Assignment: Reproduce every entry below precisely; do not include the pictures.
─── Information supplied ───
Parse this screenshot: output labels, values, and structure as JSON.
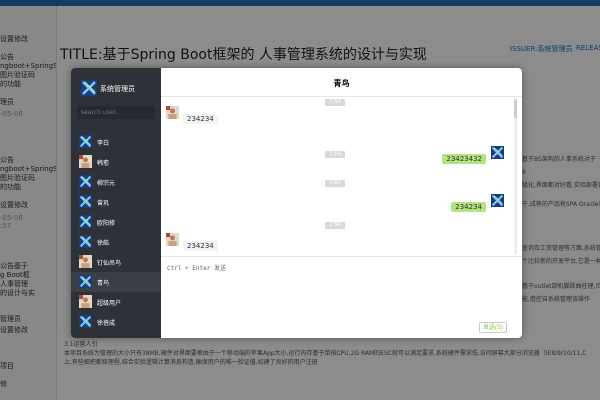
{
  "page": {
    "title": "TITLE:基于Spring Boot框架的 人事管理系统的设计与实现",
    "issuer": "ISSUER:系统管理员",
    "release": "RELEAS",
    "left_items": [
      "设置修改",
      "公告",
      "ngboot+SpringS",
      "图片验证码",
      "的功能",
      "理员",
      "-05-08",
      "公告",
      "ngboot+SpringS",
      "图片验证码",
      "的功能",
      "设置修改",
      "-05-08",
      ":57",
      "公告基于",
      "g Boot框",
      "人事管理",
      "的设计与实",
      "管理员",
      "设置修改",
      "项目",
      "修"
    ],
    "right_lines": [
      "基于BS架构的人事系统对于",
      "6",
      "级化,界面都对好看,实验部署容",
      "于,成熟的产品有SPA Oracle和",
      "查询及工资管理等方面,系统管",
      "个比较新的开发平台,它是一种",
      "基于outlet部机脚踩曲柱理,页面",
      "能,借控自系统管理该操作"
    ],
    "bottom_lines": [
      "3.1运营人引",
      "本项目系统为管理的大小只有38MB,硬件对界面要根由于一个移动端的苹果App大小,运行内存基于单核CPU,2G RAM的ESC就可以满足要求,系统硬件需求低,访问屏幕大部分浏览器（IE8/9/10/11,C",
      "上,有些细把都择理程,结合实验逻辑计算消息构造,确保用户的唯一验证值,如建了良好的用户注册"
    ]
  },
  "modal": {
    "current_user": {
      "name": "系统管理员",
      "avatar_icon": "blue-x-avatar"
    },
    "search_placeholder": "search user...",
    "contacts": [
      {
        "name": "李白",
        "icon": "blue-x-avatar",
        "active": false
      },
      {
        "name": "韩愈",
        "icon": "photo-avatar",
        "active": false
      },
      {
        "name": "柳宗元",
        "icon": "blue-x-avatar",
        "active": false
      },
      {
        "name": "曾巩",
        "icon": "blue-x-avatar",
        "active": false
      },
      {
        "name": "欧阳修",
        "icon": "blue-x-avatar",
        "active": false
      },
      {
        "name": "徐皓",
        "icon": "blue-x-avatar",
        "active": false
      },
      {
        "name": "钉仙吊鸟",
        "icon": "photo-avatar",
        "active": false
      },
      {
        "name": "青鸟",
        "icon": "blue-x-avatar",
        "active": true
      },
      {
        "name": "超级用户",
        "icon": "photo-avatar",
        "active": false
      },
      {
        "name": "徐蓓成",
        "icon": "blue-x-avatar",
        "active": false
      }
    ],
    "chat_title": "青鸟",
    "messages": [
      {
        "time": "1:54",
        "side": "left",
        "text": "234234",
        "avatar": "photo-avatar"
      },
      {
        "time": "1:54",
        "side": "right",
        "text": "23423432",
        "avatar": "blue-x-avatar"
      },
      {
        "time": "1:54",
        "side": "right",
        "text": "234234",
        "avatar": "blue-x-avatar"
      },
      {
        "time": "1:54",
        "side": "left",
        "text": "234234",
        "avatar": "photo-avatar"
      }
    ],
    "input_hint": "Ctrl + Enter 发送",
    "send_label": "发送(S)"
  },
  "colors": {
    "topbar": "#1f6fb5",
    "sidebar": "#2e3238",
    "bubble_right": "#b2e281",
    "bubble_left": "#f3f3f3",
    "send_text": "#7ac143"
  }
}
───
Response area:
Parse this screenshot: output labels, values, and structure as JSON.
{
  "page": {
    "title": "TITLE:基于Spring Boot框架的 人事管理系统的设计与实现",
    "issuer": "ISSUER:系统管理员",
    "release": "RELEAS",
    "left_items": [
      "设置修改",
      "公告",
      "ngboot+SpringS",
      "图片验证码",
      "的功能",
      "理员",
      "-05-08",
      "公告",
      "ngboot+SpringS",
      "图片验证码",
      "的功能",
      "设置修改",
      "-05-08",
      ":57",
      "公告基于",
      "g Boot框",
      "人事管理",
      "的设计与实",
      "管理员",
      "设置修改",
      "项目",
      "修"
    ],
    "right_lines": [
      "基于BS架构的人事系统对于",
      "6",
      "级化,界面都对好看,实验部署容",
      "于,成熟的产品有SPA Oracle和",
      "查询及工资管理等方面,系统管",
      "个比较新的开发平台,它是一种",
      "基于outlet部机脚踩曲柱理,页面",
      "能,借控自系统管理该操作"
    ],
    "bottom_lines": [
      "3.1运营人引",
      "本项目系统为管理的大小只有38MB,硬件对界面要根由于一个移动端的苹果App大小,运行内存基于单核CPU,2G RAM的ESC就可以满足要求,系统硬件需求低,访问屏幕大部分浏览器（IE8/9/10/11,C",
      "上,有些细把都择理程,结合实验逻辑计算消息构造,确保用户的唯一验证值,如建了良好的用户注册"
    ]
  },
  "modal": {
    "current_user": {
      "name": "系统管理员",
      "avatar_icon": "blue-x-avatar"
    },
    "search_placeholder": "search user...",
    "contacts": [
      {
        "name": "李白",
        "icon": "blue-x-avatar",
        "active": false
      },
      {
        "name": "韩愈",
        "icon": "photo-avatar",
        "active": false
      },
      {
        "name": "柳宗元",
        "icon": "blue-x-avatar",
        "active": false
      },
      {
        "name": "曾巩",
        "icon": "blue-x-avatar",
        "active": false
      },
      {
        "name": "欧阳修",
        "icon": "blue-x-avatar",
        "active": false
      },
      {
        "name": "徐皓",
        "icon": "blue-x-avatar",
        "active": false
      },
      {
        "name": "钉仙吊鸟",
        "icon": "photo-avatar",
        "active": false
      },
      {
        "name": "青鸟",
        "icon": "blue-x-avatar",
        "active": true
      },
      {
        "name": "超级用户",
        "icon": "photo-avatar",
        "active": false
      },
      {
        "name": "徐蓓成",
        "icon": "blue-x-avatar",
        "active": false
      }
    ],
    "chat_title": "青鸟",
    "messages": [
      {
        "time": "1:54",
        "side": "left",
        "text": "234234",
        "avatar": "photo-avatar"
      },
      {
        "time": "1:54",
        "side": "right",
        "text": "23423432",
        "avatar": "blue-x-avatar"
      },
      {
        "time": "1:54",
        "side": "right",
        "text": "234234",
        "avatar": "blue-x-avatar"
      },
      {
        "time": "1:54",
        "side": "left",
        "text": "234234",
        "avatar": "photo-avatar"
      }
    ],
    "input_hint": "Ctrl + Enter 发送",
    "send_label": "发送(S)"
  },
  "colors": {
    "topbar": "#1f6fb5",
    "sidebar": "#2e3238",
    "bubble_right": "#b2e281",
    "bubble_left": "#f3f3f3",
    "send_text": "#7ac143"
  }
}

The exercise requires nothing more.